Exercise objective:
No pictures in the copy. Write out the listing below exactly.

Data for this task:
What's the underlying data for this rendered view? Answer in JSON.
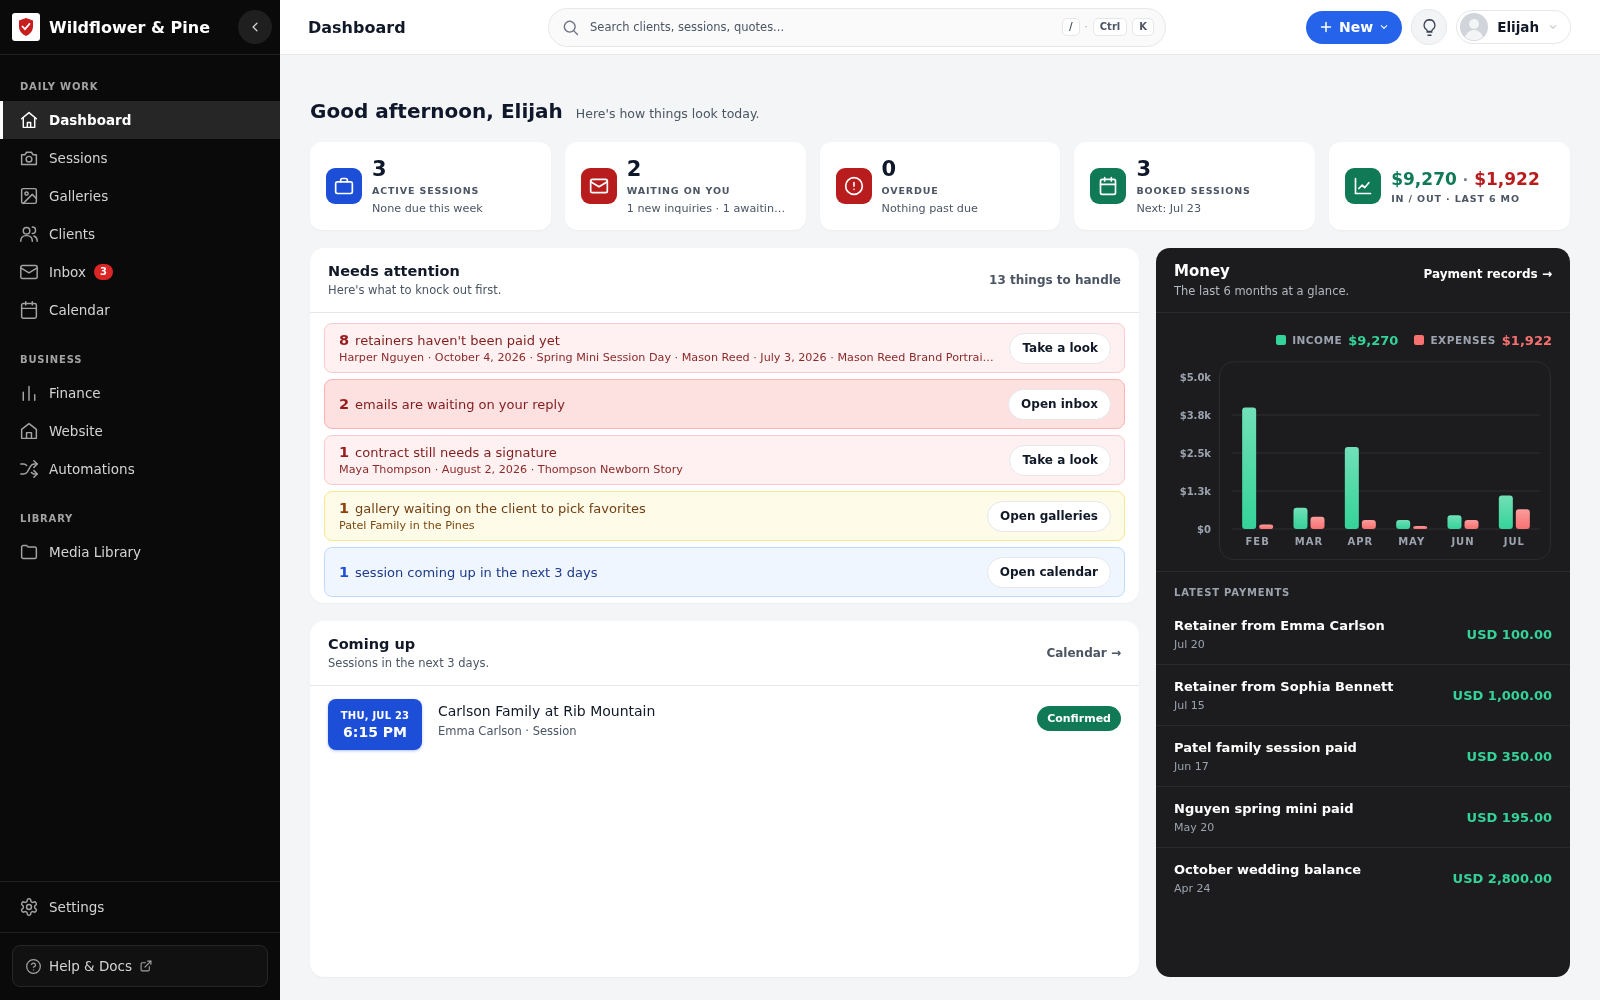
{
  "sidebar": {
    "brand": "Wildflower & Pine",
    "sections": [
      {
        "heading": "DAILY WORK",
        "items": [
          {
            "label": "Dashboard",
            "selected": true
          },
          {
            "label": "Sessions",
            "selected": false
          },
          {
            "label": "Galleries",
            "selected": false
          },
          {
            "label": "Clients",
            "selected": false
          },
          {
            "label": "Inbox",
            "selected": false,
            "badge": "3"
          },
          {
            "label": "Calendar",
            "selected": false
          }
        ]
      },
      {
        "heading": "BUSINESS",
        "items": [
          {
            "label": "Finance",
            "selected": false
          },
          {
            "label": "Website",
            "selected": false
          },
          {
            "label": "Automations",
            "selected": false
          }
        ]
      },
      {
        "heading": "LIBRARY",
        "items": [
          {
            "label": "Media Library",
            "selected": false
          }
        ]
      }
    ],
    "settings": "Settings",
    "help": "Help & Docs"
  },
  "header": {
    "title": "Dashboard",
    "search": {
      "placeholder": "Search clients, sessions, quotes...",
      "shortcut": [
        {
          "kind": "key",
          "label": "/"
        },
        {
          "kind": "separator",
          "label": "·"
        },
        {
          "kind": "key",
          "label": "Ctrl"
        },
        {
          "kind": "key",
          "label": "K"
        }
      ]
    },
    "new_button": "New",
    "user": {
      "name": "Elijah"
    }
  },
  "greeting": {
    "title": "Good afternoon, Elijah",
    "subtitle": "Here's how things look today."
  },
  "stats": [
    {
      "kind": "count",
      "value": "3",
      "label": "ACTIVE SESSIONS",
      "note": "None due this week",
      "color": "#1d4ed8"
    },
    {
      "kind": "count",
      "value": "2",
      "label": "WAITING ON YOU",
      "note": "1 new inquiries · 1 awaitin…",
      "color": "#b91c1c"
    },
    {
      "kind": "count",
      "value": "0",
      "label": "OVERDUE",
      "note": "Nothing past due",
      "color": "#b91c1c"
    },
    {
      "kind": "count",
      "value": "3",
      "label": "BOOKED SESSIONS",
      "note": "Next: Jul 23",
      "color": "#0f7a55"
    },
    {
      "kind": "money",
      "income": "$9,270",
      "separator": "·",
      "expenses": "$1,922",
      "label": "IN / OUT · LAST 6 MO",
      "color": "#0f7a55"
    }
  ],
  "attention": {
    "title": "Needs attention",
    "subtitle": "Here's what to knock out first.",
    "summary": "13 things to handle",
    "items": [
      {
        "kind": "danger",
        "count": "8",
        "title": "retainers haven't been paid yet",
        "detail": "Harper Nguyen · October 4, 2026 · Spring Mini Session Day · Mason Reed · July 3, 2026 · Mason Reed Brand Portrai…",
        "action": "Take a look",
        "highlighted": false
      },
      {
        "kind": "danger",
        "count": "2",
        "title": "emails are waiting on your reply",
        "action": "Open inbox",
        "highlighted": true
      },
      {
        "kind": "danger",
        "count": "1",
        "title": "contract still needs a signature",
        "detail": "Maya Thompson · August 2, 2026 · Thompson Newborn Story",
        "action": "Take a look",
        "highlighted": false
      },
      {
        "kind": "warning",
        "count": "1",
        "title": "gallery waiting on the client to pick favorites",
        "detail": "Patel Family in the Pines",
        "action": "Open galleries",
        "highlighted": false
      },
      {
        "kind": "info",
        "count": "1",
        "title": "session coming up in the next 3 days",
        "action": "Open calendar",
        "highlighted": false
      }
    ]
  },
  "coming_up": {
    "title": "Coming up",
    "subtitle": "Sessions in the next 3 days.",
    "link": "Calendar →",
    "sessions": [
      {
        "day": "THU, JUL 23",
        "time": "6:15 PM",
        "title": "Carlson Family at Rib Mountain",
        "detail": "Emma Carlson · Session",
        "status": "Confirmed"
      }
    ]
  },
  "money": {
    "title": "Money",
    "subtitle": "The last 6 months at a glance.",
    "link": "Payment records →",
    "totals": [
      "$9,270",
      "$1,922"
    ],
    "chart_data": {
      "type": "bar",
      "categories": [
        "FEB",
        "MAR",
        "APR",
        "MAY",
        "JUN",
        "JUL"
      ],
      "series": [
        {
          "name": "INCOME",
          "color": "#34d399",
          "values": [
            4000,
            700,
            2700,
            300,
            450,
            1100
          ]
        },
        {
          "name": "EXPENSES",
          "color": "#f87171",
          "values": [
            150,
            400,
            300,
            100,
            300,
            650
          ]
        }
      ],
      "ylim": [
        0,
        5500
      ],
      "yticks": [
        {
          "value": 0,
          "label": "$0"
        },
        {
          "value": 1250,
          "label": "$1.3k"
        },
        {
          "value": 2500,
          "label": "$2.5k"
        },
        {
          "value": 3750,
          "label": "$3.8k"
        },
        {
          "value": 5000,
          "label": "$5.0k"
        }
      ],
      "grid": true
    },
    "payments_heading": "LATEST PAYMENTS",
    "payments": [
      {
        "title": "Retainer from Emma Carlson",
        "date": "Jul 20",
        "amount": "USD 100.00"
      },
      {
        "title": "Retainer from Sophia Bennett",
        "date": "Jul 15",
        "amount": "USD 1,000.00"
      },
      {
        "title": "Patel family session paid",
        "date": "Jun 17",
        "amount": "USD 350.00"
      },
      {
        "title": "Nguyen spring mini paid",
        "date": "May 20",
        "amount": "USD 195.00"
      },
      {
        "title": "October wedding balance",
        "date": "Apr 24",
        "amount": "USD 2,800.00"
      }
    ]
  }
}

Answer to this problem:
What's the underlying data for this rendered view? Answer in JSON.
{
  "sidebar": {
    "brand": "Wildflower & Pine",
    "sections": [
      {
        "heading": "DAILY WORK",
        "items": [
          {
            "label": "Dashboard",
            "selected": true
          },
          {
            "label": "Sessions",
            "selected": false
          },
          {
            "label": "Galleries",
            "selected": false
          },
          {
            "label": "Clients",
            "selected": false
          },
          {
            "label": "Inbox",
            "selected": false,
            "badge": "3"
          },
          {
            "label": "Calendar",
            "selected": false
          }
        ]
      },
      {
        "heading": "BUSINESS",
        "items": [
          {
            "label": "Finance",
            "selected": false
          },
          {
            "label": "Website",
            "selected": false
          },
          {
            "label": "Automations",
            "selected": false
          }
        ]
      },
      {
        "heading": "LIBRARY",
        "items": [
          {
            "label": "Media Library",
            "selected": false
          }
        ]
      }
    ],
    "settings": "Settings",
    "help": "Help & Docs"
  },
  "header": {
    "title": "Dashboard",
    "search": {
      "placeholder": "Search clients, sessions, quotes...",
      "shortcut": [
        {
          "kind": "key",
          "label": "/"
        },
        {
          "kind": "separator",
          "label": "·"
        },
        {
          "kind": "key",
          "label": "Ctrl"
        },
        {
          "kind": "key",
          "label": "K"
        }
      ]
    },
    "new_button": "New",
    "user": {
      "name": "Elijah"
    }
  },
  "greeting": {
    "title": "Good afternoon, Elijah",
    "subtitle": "Here's how things look today."
  },
  "stats": [
    {
      "kind": "count",
      "value": "3",
      "label": "ACTIVE SESSIONS",
      "note": "None due this week",
      "color": "#1d4ed8"
    },
    {
      "kind": "count",
      "value": "2",
      "label": "WAITING ON YOU",
      "note": "1 new inquiries · 1 awaitin…",
      "color": "#b91c1c"
    },
    {
      "kind": "count",
      "value": "0",
      "label": "OVERDUE",
      "note": "Nothing past due",
      "color": "#b91c1c"
    },
    {
      "kind": "count",
      "value": "3",
      "label": "BOOKED SESSIONS",
      "note": "Next: Jul 23",
      "color": "#0f7a55"
    },
    {
      "kind": "money",
      "income": "$9,270",
      "separator": "·",
      "expenses": "$1,922",
      "label": "IN / OUT · LAST 6 MO",
      "color": "#0f7a55"
    }
  ],
  "attention": {
    "title": "Needs attention",
    "subtitle": "Here's what to knock out first.",
    "summary": "13 things to handle",
    "items": [
      {
        "kind": "danger",
        "count": "8",
        "title": "retainers haven't been paid yet",
        "detail": "Harper Nguyen · October 4, 2026 · Spring Mini Session Day · Mason Reed · July 3, 2026 · Mason Reed Brand Portrai…",
        "action": "Take a look",
        "highlighted": false
      },
      {
        "kind": "danger",
        "count": "2",
        "title": "emails are waiting on your reply",
        "action": "Open inbox",
        "highlighted": true
      },
      {
        "kind": "danger",
        "count": "1",
        "title": "contract still needs a signature",
        "detail": "Maya Thompson · August 2, 2026 · Thompson Newborn Story",
        "action": "Take a look",
        "highlighted": false
      },
      {
        "kind": "warning",
        "count": "1",
        "title": "gallery waiting on the client to pick favorites",
        "detail": "Patel Family in the Pines",
        "action": "Open galleries",
        "highlighted": false
      },
      {
        "kind": "info",
        "count": "1",
        "title": "session coming up in the next 3 days",
        "action": "Open calendar",
        "highlighted": false
      }
    ]
  },
  "coming_up": {
    "title": "Coming up",
    "subtitle": "Sessions in the next 3 days.",
    "link": "Calendar →",
    "sessions": [
      {
        "day": "THU, JUL 23",
        "time": "6:15 PM",
        "title": "Carlson Family at Rib Mountain",
        "detail": "Emma Carlson · Session",
        "status": "Confirmed"
      }
    ]
  },
  "money": {
    "title": "Money",
    "subtitle": "The last 6 months at a glance.",
    "link": "Payment records →",
    "totals": [
      "$9,270",
      "$1,922"
    ],
    "chart_data": {
      "type": "bar",
      "categories": [
        "FEB",
        "MAR",
        "APR",
        "MAY",
        "JUN",
        "JUL"
      ],
      "series": [
        {
          "name": "INCOME",
          "color": "#34d399",
          "values": [
            4000,
            700,
            2700,
            300,
            450,
            1100
          ]
        },
        {
          "name": "EXPENSES",
          "color": "#f87171",
          "values": [
            150,
            400,
            300,
            100,
            300,
            650
          ]
        }
      ],
      "ylim": [
        0,
        5500
      ],
      "yticks": [
        {
          "value": 0,
          "label": "$0"
        },
        {
          "value": 1250,
          "label": "$1.3k"
        },
        {
          "value": 2500,
          "label": "$2.5k"
        },
        {
          "value": 3750,
          "label": "$3.8k"
        },
        {
          "value": 5000,
          "label": "$5.0k"
        }
      ],
      "grid": true
    },
    "payments_heading": "LATEST PAYMENTS",
    "payments": [
      {
        "title": "Retainer from Emma Carlson",
        "date": "Jul 20",
        "amount": "USD 100.00"
      },
      {
        "title": "Retainer from Sophia Bennett",
        "date": "Jul 15",
        "amount": "USD 1,000.00"
      },
      {
        "title": "Patel family session paid",
        "date": "Jun 17",
        "amount": "USD 350.00"
      },
      {
        "title": "Nguyen spring mini paid",
        "date": "May 20",
        "amount": "USD 195.00"
      },
      {
        "title": "October wedding balance",
        "date": "Apr 24",
        "amount": "USD 2,800.00"
      }
    ]
  }
}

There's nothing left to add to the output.